It’s Time to Redistrict
- By: Margaret E. Long
After the completion of the U.S. census every 10-years, public agencies with officers elected from geographical districts must “redistrict.” This requires review of the recent Census population data and, if necessary, adjustment of voting area boundaries to keep them as nearly equal in population as possible, allowing for certain variances due to geography, topography, communities of interest, etc., all as required in federal and California law.
The Census data is typically available to local agencies by March 31, 2021, although COVID-19 has delayed the process. This year, the data isn’t scheduled to be available to local agencies until September 30. Once the data becomes available, agencies can start the statutory process of looking at their voting areas to decide whether their electoral maps must be updated. The timeline to complete this process is as follows:
- Cities and counties with regular elections between January 1 and July 1, 2022 must draw districts not later than 174 days before that election. For cities and counties with June 7, 2022 elections, the deadline is December 15, 2021.
- Cities and counties with the next regular election occurring on or after July 1, 2022 must adopt district boundaries not later than 205 days before that election. For municipalities with November 8, 2022 elections, the deadline is April 17, 2022.
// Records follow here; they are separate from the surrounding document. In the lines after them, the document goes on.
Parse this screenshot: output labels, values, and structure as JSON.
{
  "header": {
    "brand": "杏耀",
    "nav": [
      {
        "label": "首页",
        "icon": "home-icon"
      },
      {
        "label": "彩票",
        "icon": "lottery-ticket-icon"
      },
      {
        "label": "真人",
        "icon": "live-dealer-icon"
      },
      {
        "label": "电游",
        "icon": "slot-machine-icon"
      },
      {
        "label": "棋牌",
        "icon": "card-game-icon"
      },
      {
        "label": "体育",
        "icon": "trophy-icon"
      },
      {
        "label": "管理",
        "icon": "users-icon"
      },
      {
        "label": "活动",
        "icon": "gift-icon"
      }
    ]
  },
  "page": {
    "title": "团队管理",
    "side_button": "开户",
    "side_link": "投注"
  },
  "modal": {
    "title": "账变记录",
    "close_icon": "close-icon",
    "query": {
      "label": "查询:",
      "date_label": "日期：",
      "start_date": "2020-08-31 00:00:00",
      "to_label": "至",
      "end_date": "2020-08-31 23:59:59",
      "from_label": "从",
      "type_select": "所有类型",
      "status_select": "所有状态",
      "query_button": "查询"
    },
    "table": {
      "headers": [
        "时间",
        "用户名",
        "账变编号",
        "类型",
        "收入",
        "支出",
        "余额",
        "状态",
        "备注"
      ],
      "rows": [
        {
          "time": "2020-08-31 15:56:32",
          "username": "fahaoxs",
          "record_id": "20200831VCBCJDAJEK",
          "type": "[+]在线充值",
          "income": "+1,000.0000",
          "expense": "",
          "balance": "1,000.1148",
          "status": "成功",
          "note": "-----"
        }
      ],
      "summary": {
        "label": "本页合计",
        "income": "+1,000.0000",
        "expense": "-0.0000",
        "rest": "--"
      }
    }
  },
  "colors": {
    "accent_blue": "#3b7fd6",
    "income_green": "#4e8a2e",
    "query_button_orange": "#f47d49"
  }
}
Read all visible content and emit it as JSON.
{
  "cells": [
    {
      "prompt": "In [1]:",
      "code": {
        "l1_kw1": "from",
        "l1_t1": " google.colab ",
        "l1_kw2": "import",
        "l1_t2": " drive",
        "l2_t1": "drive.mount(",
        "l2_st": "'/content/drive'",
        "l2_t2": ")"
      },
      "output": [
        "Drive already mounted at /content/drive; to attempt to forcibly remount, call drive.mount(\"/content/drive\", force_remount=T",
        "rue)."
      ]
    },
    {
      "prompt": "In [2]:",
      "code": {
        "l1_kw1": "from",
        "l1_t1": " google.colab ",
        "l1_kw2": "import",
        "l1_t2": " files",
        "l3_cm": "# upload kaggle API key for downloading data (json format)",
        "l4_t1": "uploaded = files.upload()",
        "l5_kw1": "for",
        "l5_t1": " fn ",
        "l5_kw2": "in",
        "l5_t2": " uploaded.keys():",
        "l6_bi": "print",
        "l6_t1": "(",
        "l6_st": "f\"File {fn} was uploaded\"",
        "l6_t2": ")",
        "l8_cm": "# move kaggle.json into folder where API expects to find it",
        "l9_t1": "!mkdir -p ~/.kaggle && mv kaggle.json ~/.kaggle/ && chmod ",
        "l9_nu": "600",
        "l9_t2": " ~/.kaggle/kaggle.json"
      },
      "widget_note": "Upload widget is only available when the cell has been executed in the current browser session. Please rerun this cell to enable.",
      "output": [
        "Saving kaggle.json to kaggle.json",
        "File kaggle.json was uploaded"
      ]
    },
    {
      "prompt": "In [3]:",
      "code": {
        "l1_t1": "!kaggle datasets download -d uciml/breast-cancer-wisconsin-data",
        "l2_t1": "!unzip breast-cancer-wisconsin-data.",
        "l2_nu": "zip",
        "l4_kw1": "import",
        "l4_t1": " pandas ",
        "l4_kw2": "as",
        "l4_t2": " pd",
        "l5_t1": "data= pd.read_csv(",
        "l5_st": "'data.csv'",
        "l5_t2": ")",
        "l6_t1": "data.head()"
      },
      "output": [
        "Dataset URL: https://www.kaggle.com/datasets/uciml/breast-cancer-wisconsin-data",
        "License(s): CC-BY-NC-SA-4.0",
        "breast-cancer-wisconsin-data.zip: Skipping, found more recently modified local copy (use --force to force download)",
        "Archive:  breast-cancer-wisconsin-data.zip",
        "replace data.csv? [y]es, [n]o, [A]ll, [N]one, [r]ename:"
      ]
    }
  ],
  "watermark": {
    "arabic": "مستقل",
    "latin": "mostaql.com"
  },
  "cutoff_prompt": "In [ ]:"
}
- Charter city deadlines are the same unless a different deadline is adopted by ordinance or charter provision before October 1, 2021.
Fair Maps Act
The California Fair Maps Act (Election Code section 21000 et. seq.) sets forth the local agency process for redistricting. Under the Fair Maps Act, cities and counties must conduct certain outreach, maintain websites with publicly available information about draft maps and hold at least four public hearings on the issue.
In addition, special districts who elect based on geographical districts must review their census data and conduct public hearings on redistricting, but the special district process is much simpler. The special District may adopt a redistricting map either by ordinance or resolution. If an ordinance was used prior, the district will need to adopt their revised district maps via another ordinance, so timelines need to provide for first and second readings.
Redistricting Process Options
California law provides several ways for a public agency to redistrict. If your jurisdiction chooses to not contract with a demographer to carry this process out you will have to do one of the two:
- Independent Redistricting Commission – This model gives the process over to a commission that makes the final decision on the map. The services of a demographer are also required to support the work of the commission. The council/board may offer input and comment, but it does not make the final decision. This is the most complex process because the agency must recruit, appoint and educate a new body to perform this work. This requires adopting an ordinance or resolution setting out the appointment process. Further, with the exception of charter cities, the Fair Maps Act prohibits the council/board or any elected official from directly selecting the commission members. This approach requires approximately four or five months additional implementation time to empanel the commission.
- Hybrid Redistricting Commission – Largely the same in complexity as an independent commission except that the commission approves two or more draft maps and, while the council/board gets to make the final choice, that choice is limited to the menu of maps approved by the commission.
The Fair Maps Act has extensive rules for how independent and hybrid commissions work, including a large number of disqualifying factors for certain persons serving on a commission.
At this time, agencies should make sure to calendar the deadlines, and reach out to legal counsel to assist in establishing a process. If you need assistance, please feel free to contact this office.